Beijing: Part One
Beijing Travel Blog› entry 11 of 42 › view all entries
slightly unnerving here in Beijing. I've been reading 'Wild Swans' by
Jung Chang and looking at the history of China a little bit. The book
has been a bit of an eye opener, I am ashamed to say that I knew very
little about Communism before I came here, and what I have read is
really scary. Walking into Tiananmen Square and being searched, and
watching as all the soldiers march up and down with their red
Communist armbands on kind of frightens me.
A much less important point, but very annoying on a day to day basis is the staring we are getting. In Shanghai we sort of got used to people asking for their pictures taken with us, although it definatly got tedious. Here however I have been very aware of people just standing and staring at us. Not subtly, no no, but stopping, in their tracks and just STARING. It really is (to be unarticulate about it) doing my flamin' head in. I don't know what it is going to be like in a months time when the Olympics start and tourists start flocking, no one is going to get any work done. It is reassuring to hear from other people that it is not just US they are staring at, but still, doesn't help the paranoia!!
Speaking of the Olympics, I am not altogether sure that the city will be ready in time.

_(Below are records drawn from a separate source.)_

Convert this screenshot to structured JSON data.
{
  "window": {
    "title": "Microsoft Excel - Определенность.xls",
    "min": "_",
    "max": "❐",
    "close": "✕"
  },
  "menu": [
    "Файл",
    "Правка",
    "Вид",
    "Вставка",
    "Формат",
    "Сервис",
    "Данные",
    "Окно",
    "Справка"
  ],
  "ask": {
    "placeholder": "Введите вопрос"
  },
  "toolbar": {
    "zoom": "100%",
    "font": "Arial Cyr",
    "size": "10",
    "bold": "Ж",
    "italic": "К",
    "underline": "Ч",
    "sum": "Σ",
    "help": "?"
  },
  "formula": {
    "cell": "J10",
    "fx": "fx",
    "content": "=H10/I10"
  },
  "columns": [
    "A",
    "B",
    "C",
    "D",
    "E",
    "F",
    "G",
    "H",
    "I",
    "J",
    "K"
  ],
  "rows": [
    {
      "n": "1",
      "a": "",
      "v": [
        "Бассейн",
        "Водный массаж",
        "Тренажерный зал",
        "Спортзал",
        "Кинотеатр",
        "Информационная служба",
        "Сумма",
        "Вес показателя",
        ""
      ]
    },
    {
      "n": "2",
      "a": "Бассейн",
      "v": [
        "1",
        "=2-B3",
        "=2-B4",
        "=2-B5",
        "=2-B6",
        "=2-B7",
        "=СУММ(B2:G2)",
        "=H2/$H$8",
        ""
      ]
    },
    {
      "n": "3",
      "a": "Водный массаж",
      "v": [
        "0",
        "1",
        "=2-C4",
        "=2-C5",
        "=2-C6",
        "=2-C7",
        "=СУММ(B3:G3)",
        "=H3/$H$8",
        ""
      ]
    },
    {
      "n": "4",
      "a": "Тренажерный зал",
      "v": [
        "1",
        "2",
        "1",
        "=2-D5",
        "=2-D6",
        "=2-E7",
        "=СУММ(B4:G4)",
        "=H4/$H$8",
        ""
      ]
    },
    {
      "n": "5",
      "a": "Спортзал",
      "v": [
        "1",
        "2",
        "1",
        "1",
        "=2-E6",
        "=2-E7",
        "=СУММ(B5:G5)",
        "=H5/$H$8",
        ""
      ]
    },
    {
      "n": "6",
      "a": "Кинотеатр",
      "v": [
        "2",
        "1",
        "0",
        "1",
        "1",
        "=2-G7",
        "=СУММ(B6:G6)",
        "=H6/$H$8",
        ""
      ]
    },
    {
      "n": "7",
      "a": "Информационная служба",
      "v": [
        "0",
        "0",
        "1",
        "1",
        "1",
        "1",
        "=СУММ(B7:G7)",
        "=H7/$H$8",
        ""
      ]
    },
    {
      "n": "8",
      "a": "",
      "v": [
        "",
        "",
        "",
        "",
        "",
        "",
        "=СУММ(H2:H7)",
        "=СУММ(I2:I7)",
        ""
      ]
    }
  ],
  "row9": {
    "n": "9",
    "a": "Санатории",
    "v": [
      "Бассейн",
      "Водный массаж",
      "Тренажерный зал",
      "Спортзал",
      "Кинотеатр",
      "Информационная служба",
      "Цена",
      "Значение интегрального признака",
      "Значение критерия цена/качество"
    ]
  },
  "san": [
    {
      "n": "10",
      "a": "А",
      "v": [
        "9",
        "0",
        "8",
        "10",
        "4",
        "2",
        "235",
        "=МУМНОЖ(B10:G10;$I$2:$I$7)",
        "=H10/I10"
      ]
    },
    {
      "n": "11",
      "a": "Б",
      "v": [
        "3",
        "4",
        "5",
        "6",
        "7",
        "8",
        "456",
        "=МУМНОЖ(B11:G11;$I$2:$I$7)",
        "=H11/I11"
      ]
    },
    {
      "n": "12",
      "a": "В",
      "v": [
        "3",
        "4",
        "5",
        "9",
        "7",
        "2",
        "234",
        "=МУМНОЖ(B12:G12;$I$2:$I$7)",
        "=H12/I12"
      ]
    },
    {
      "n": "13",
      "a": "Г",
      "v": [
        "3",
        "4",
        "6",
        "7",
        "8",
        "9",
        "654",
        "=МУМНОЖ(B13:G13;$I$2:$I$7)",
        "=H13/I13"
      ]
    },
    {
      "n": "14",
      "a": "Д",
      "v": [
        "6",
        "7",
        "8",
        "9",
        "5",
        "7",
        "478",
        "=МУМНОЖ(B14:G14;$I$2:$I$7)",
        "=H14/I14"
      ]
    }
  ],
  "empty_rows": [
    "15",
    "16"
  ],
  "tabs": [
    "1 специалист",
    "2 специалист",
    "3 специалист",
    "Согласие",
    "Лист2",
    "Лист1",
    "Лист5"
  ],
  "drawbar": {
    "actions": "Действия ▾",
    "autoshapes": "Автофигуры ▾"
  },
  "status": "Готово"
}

On Sunday we went to one of the weekend markets to practise our bartering skills. I think I'm getting quite good, and we have developed a 'good cop bad cop' routine where I really want it, but Lisa says it's too expensive and makes us walk away! We bought a nice wooden chopstick set for 1/3 of the initial price and some fans.
In the spirit of investigating Communism we visited the mauseleum in Tiananmen square. We had to get up pretty early as it closed at midday and we had to queue and get searched before we went in. The most shocking part was seeing people buying flowers and laying them in a room before the coffin, hundreds and hundreds of flowers. It is absolute madness. Well, I say the most shocking part, but I guess seeing the preserved corpse of Chairman Mao is not something you do everyday! We filed past, then into the shop, selling all manner of Mao souveniers. So if you get a lifesize Mao statue as a present, look appreciative!!
We have thought a lot about this (this paragraph mainly consists of ramblings), and how the Chinese can still hold him in such high regard.
Our train to Xi'an was not til the evening so we spent our last day on 'Silk Street' in the markets. Wow our bargainning skills are fanTAStic. Among other things we bought a painting for 40Y (3 pounds) when she started at 250Y (18.50 pounds!!) We actually walked off twice and she shouted at us to come back with lower and lower offers until we looked at each other and agreed!! We were bidding on things we didn't even really want just to see how low we could get them – SO much fun!!